Psst, wanna know a little secret? I’ve discovered there could well be a devious method in this provincial government’s economic madness.
But hang on: first we need to back up just a teeny weeny bit. OK, so right now many Calgarians blithely assume that come the next election, the New Democrats in power will be swept away just as quickly as Alberta’s ‘Triple A’ credit rating. Ah, don’t count those political chickens quite yet.
Of course, the most likely scenario leading to a repeat NDP victory is a failure of the Tories and Wildrose parties to get their collective political acts together. Given the glacial and desultory pace we’ve seen so far in this slow, slow, quick, quick, slow merger dance, such an eventual outcome is not out of the question before we gallantly troop off to the polls again.
In short, that would involve getting more and more people to rely
But that’s rhetoric and most people in Calgary are as tired of that these days as they are of gorging on corn dogs after 10 days visiting the Stampede grounds. So we need to look at actual numbers and ignore such noise.
Let’s skip those month-by-month Alberta employment report comparisons, which can be skewed by various one-off occurrences in any 30-day time frame. Instead, let’s get our teeth into a big, tasty mouthful of data.
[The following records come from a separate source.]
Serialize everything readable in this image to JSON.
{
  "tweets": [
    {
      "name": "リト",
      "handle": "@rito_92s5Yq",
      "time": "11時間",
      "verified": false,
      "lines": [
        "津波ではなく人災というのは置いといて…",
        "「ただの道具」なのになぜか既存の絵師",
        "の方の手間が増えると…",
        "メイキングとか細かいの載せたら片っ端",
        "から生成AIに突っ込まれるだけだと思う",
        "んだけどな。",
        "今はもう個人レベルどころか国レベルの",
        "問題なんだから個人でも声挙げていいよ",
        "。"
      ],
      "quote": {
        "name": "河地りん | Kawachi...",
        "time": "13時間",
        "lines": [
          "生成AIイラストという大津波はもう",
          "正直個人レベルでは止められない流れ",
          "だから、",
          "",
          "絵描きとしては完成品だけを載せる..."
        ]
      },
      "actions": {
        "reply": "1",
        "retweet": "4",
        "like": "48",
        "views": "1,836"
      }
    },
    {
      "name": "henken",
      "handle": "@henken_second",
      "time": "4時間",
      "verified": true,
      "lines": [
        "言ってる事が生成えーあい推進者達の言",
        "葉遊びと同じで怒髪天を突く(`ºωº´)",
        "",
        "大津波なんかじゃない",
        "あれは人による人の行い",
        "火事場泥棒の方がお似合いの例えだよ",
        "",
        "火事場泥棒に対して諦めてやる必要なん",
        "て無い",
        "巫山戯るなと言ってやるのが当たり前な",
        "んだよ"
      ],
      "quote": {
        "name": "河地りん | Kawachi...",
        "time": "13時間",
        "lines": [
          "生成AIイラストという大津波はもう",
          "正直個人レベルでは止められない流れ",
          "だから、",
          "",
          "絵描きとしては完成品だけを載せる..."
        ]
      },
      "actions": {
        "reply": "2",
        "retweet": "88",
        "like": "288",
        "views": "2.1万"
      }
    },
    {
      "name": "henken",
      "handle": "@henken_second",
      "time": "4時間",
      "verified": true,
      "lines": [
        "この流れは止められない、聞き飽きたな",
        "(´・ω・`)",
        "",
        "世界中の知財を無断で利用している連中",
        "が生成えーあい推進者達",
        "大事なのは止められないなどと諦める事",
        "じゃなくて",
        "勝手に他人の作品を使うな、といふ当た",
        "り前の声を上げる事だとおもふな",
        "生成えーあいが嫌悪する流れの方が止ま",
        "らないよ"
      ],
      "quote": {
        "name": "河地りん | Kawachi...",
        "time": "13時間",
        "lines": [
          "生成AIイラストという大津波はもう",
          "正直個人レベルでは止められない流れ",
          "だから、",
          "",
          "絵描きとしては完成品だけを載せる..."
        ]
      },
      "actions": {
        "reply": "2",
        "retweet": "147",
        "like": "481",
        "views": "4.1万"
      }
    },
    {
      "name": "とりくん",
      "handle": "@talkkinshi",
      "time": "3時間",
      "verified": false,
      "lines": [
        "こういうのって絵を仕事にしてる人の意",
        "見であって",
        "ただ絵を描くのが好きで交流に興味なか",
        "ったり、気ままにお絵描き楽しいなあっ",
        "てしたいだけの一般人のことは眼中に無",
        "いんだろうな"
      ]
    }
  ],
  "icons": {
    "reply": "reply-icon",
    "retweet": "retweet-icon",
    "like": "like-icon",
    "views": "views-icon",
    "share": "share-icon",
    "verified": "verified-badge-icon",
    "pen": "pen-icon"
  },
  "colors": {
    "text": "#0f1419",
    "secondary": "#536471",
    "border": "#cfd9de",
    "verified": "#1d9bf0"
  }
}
Yes, let’s go back to the start of
Yes, a long time ago, we had 4.6 per cent unemployment in our city.
And where were those jobs? In January 2015 — 30 months ago — there were 665,000 people working in the goods-producing sector, which consists of areas such as mining, agriculture,
Last month’s numbers looked far different. Sure there were more unemployed and the workforce had expanded with the relentless increase in population, but those with actual jobs tell a salient and silent tale. In the goods-producing sector, there was a loss of 90,000 jobs compared to January 2015, while in the service sector we added 76,000 positions.
So, in that service sector, where were these new jobs? And remember this was during a time in which Alberta saw two years of negative GDP growth? The answer: in education 34,000, in health care 29,000, and in public administration the number of added staff was 15,000.
Apologies for all those numbers but, to simplify things, we’ve replaced tens of thousands of jobs in the private sector with workers in the public arena.
Now ask yourself, does such a significant trend benefit or hinder our current government when we come to the next provincial election? Go on, be a devil: have a guess.
Chris Nelson is a Calgary writer.
Published by Calgary Herald